Fairly consistently, since about 1985, I’ve kept a journal. Well, I write in them. I write the stuff that happens to me in them, the stuff happening in and around me. It’s cathartic in one sense, having the cleansing effect of affecting a greater “soulishness” about the way I live and relate to my world. The visceral feel of pen on paper gives an immediate reminder of my mortality and the deeply sensory way God moves in us.

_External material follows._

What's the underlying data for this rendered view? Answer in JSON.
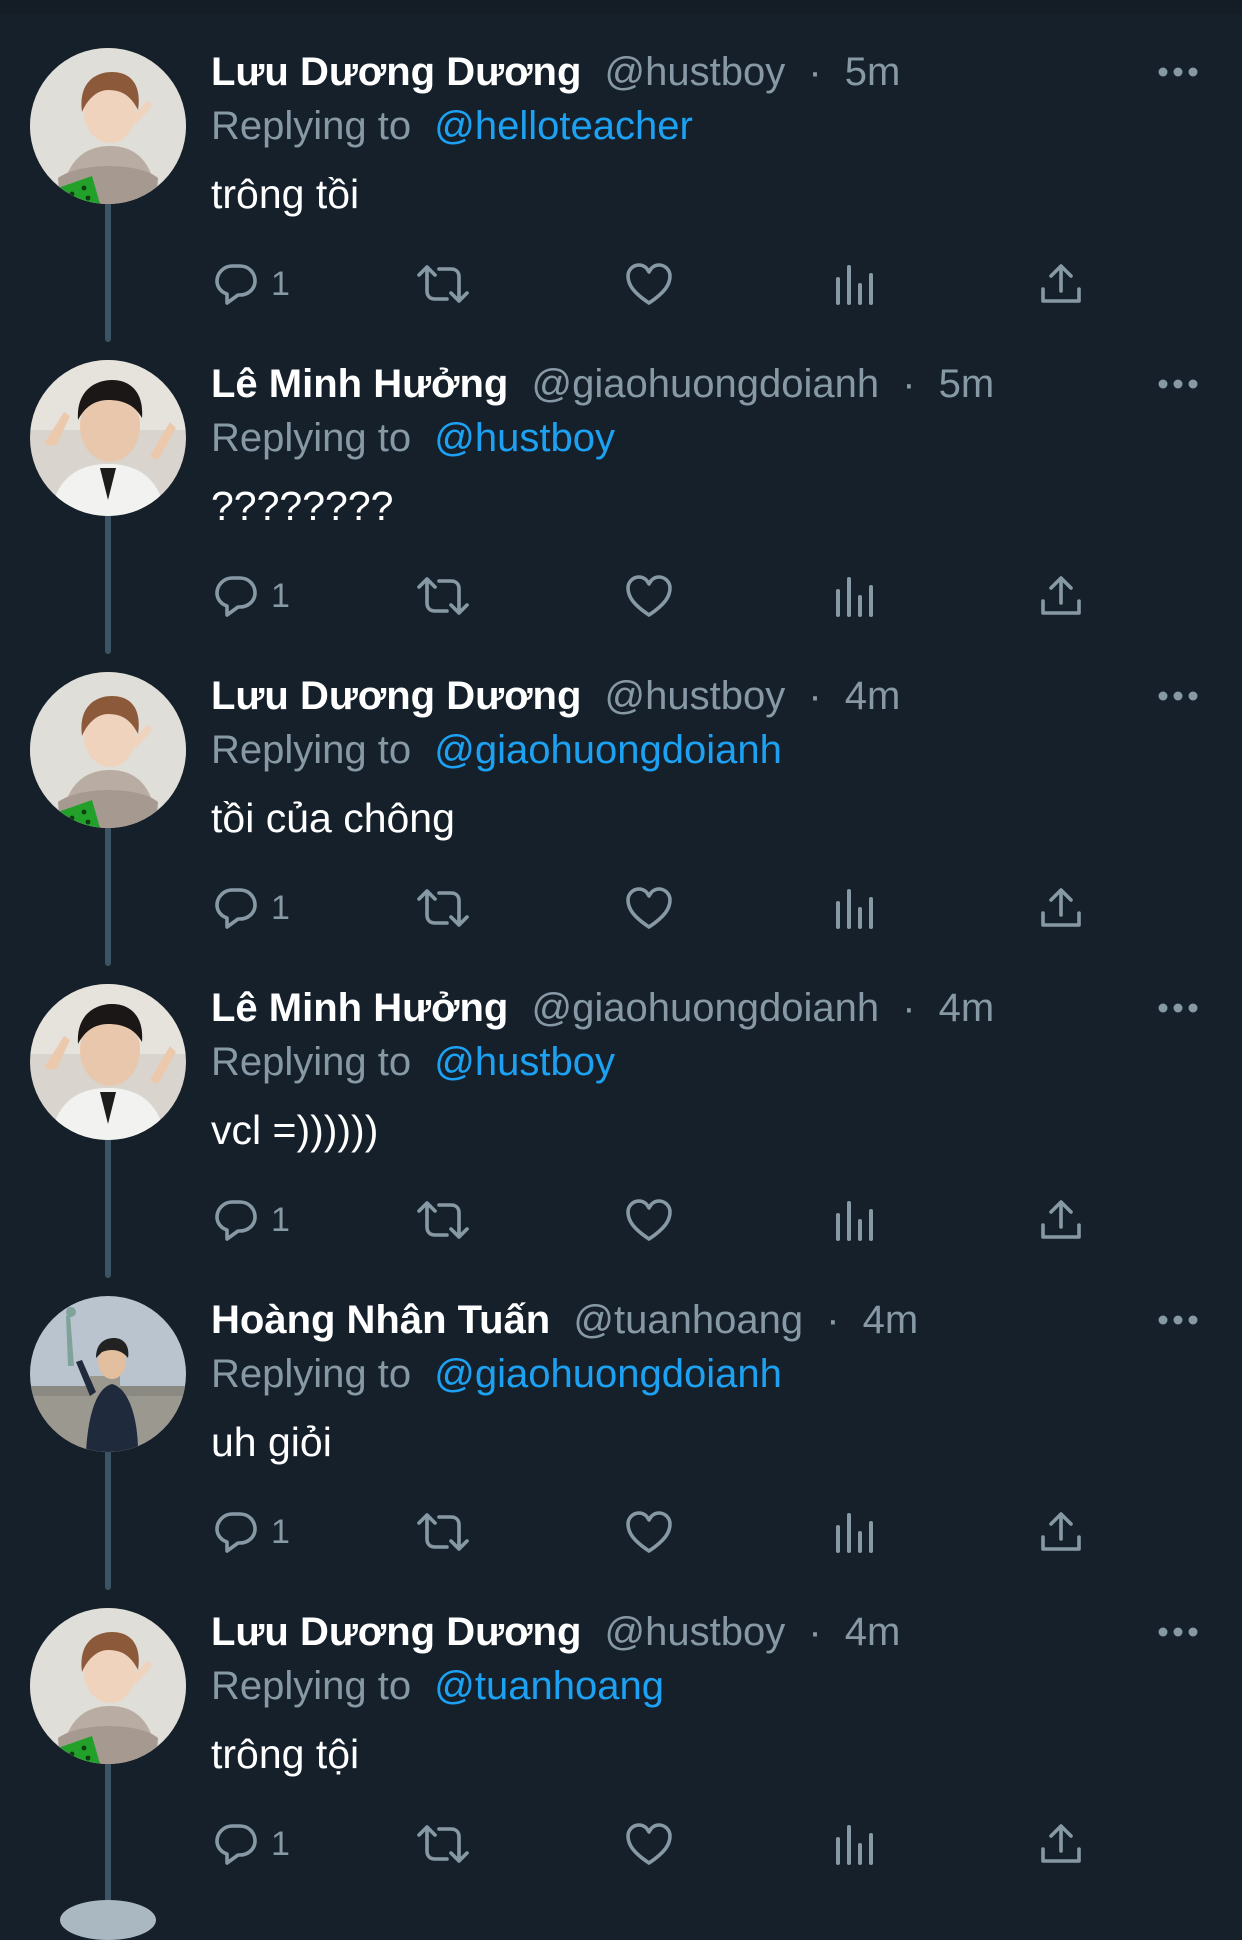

These days, however, I do most of my “writing” on computer and my pen is rusty, dulled through inactivity. It has sat, bored and undemanding, awaiting my return to saner pastures where the literary stream of consciousness I call writing gives voice once more to the complex confines of my inner circus. It is a life that always needs the light of day to prevent it from becoming just another cavernous, uninteresting drone of pedantic inactivity. Still, it acts as worthy opponent to any temptation toward self-aggrandizement. Try reading, honestly, your journalistic exploits twenty years after the fact and one is speedily confronted with the fact that the same shit I dealt with then is pretty much the same now, only with a few added layers of sophistication. This probably makes them more insidious since it is a common reality among us all to live out our lives, more or less, as the same person from start to finish. Our dissatisfaction with this reality dwells in kahoots with God’s unending desire to find us. The result is what we commonly call spiritual formation.

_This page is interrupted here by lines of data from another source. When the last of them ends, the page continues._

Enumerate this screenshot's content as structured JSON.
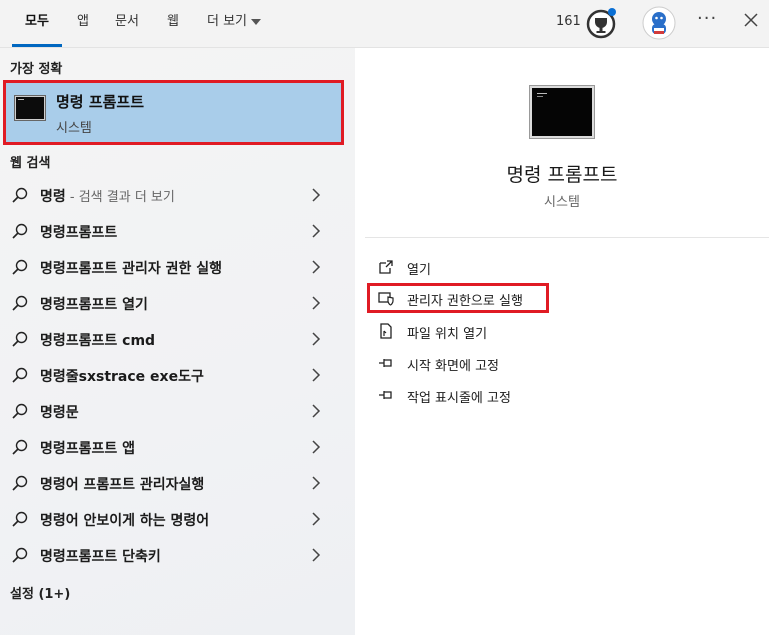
{
  "tabs": [
    {
      "label": "모두"
    },
    {
      "label": "앱"
    },
    {
      "label": "문서"
    },
    {
      "label": "웹"
    },
    {
      "label": "더 보기"
    }
  ],
  "header": {
    "points": "161"
  },
  "best_match": {
    "heading": "가장 정확",
    "title": "명령 프롬프트",
    "subtitle": "시스템"
  },
  "web_search": {
    "heading": "웹 검색",
    "items": [
      {
        "text": "명령",
        "suffix": " - 검색 결과 더 보기"
      },
      {
        "text": "명령프롬프트",
        "suffix": ""
      },
      {
        "text": "명령프롬프트 관리자 권한 실행",
        "suffix": ""
      },
      {
        "text": "명령프롬프트 열기",
        "suffix": ""
      },
      {
        "text": "명령프롬프트 cmd",
        "suffix": ""
      },
      {
        "text": "명령줄sxstrace exe도구",
        "suffix": ""
      },
      {
        "text": "명령문",
        "suffix": ""
      },
      {
        "text": "명령프롬프트 앱",
        "suffix": ""
      },
      {
        "text": "명령어 프롬프트 관리자실행",
        "suffix": ""
      },
      {
        "text": "명령어 안보이게 하는 명령어",
        "suffix": ""
      },
      {
        "text": "명령프롬프트 단축키",
        "suffix": ""
      }
    ]
  },
  "settings": {
    "heading": "설정 (1+)"
  },
  "detail": {
    "title": "명령 프롬프트",
    "subtitle": "시스템",
    "actions": [
      {
        "label": "열기",
        "icon": "open-icon"
      },
      {
        "label": "관리자 권한으로 실행",
        "icon": "shield-icon"
      },
      {
        "label": "파일 위치 열기",
        "icon": "file-location-icon"
      },
      {
        "label": "시작 화면에 고정",
        "icon": "pin-icon"
      },
      {
        "label": "작업 표시줄에 고정",
        "icon": "pin-icon"
      }
    ]
  },
  "colors": {
    "accent": "#0067c0",
    "selection": "#a9cdea",
    "highlight_box": "#e01b24"
  }
}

This morning’s exercise in stretching my spiritual muscles comes in the form of a feisty, deeply intelligent nun, sister Alice St. Hilaire. She is my friend, a fellow Ignatian and my spiritual director. If anyone can see through my often blinding hypocrisy it’s sister Alice. I have come to depend on this valuable insight lovingly offered. This is most likely because I live in a pretty consistent fog; a mushy, grey pudding of sleepy ambiguity and lack of focus all peppered liberally with self-doubt. There are always questions – so many questions, all of which become annoyingly absent the moment I sit down to sip tea and share God-talk with sister Alice.
She is never bothered by what bothers me. Am I to be intrigued or insulted by this? To be sure, it can be disconcerting whenever someone hears the most vulnerable bits of our lives and offers back ne’er a blink. It’s as though she is thinking, “alright, is that it, then? You’re all worked up about that?” A good spiritual director is one who listens to the story behind the story, ably stripping away the layers of our experience like Shrek’s onion. “Ogres have layers” he quips. If he only knew! They are adept at sensing where God might be in our unfolding narrative and never seem to be in a hurry to suggest broad, sweeping changes that might make things all better.
If I didn’t already have at least some rudimentary awakening to the things of God, such mental vapidity would seem cruelly disappointing. Of this one thing I am certain, God does not intrude upon our journey to provide certainty and a laundry list of perfectly satisfactory answers to all our queries. Countless souls, significantly greater than myself have discovered this long before me, Job being chief among them. If Job’s experience can be considered normative in any contemporary sense, we should take away the abiding idea that God does not exist to provide us with answers. Instead, God gives us better questions.
Every time I step into sister Alice’s quaint living room, the presence of God is thick in the place, literally dripping from the walls and windows and oozing out of the carpet. It smells faintly of whatever modest breakfast was consumed earlier and bears the years of humble struggle to survive in Yakima’s tough downtown, providing shards of light in the darkness there. Where my family and I dwell comfortably in “suburgatory” (thank you ABC) in our multi-bedroom home with our multi-vehicle mobility, she chooses to live in a quiet, unobtrusive peace in the midst of the despairing milieu of Yakima’s poor and destitute.
Sister Alice is fond of saying that the ways by which God has revealed Godself to me becomes who I am and paves the way for whatever may be next. If she is any indication of the ramifications of this statement, then I need to make the journey from pen to tea and back again. It is a trip exponentially greater than the sum of the miles involved. It is a foray into the heart of God.
2 thoughts on “From pen to tea and back again”
You’ve made me like Sister Alice and I don’t even know her! Nice post
As a struggling neophyte in the hallowed realms of SD (I’m in-training at the mo), I can’t help but yearn for a Directee as deft as Rob. Sr. Alice, you are blessed to be a blessing. My dream is to have such languid forays into the God-heart with a willing soul. It seems the post Rob writes about dry spells in writing also occur in spiritual pursuits. The desert has been my home for many years, and it seems God meets us there, inevitably and faithfully.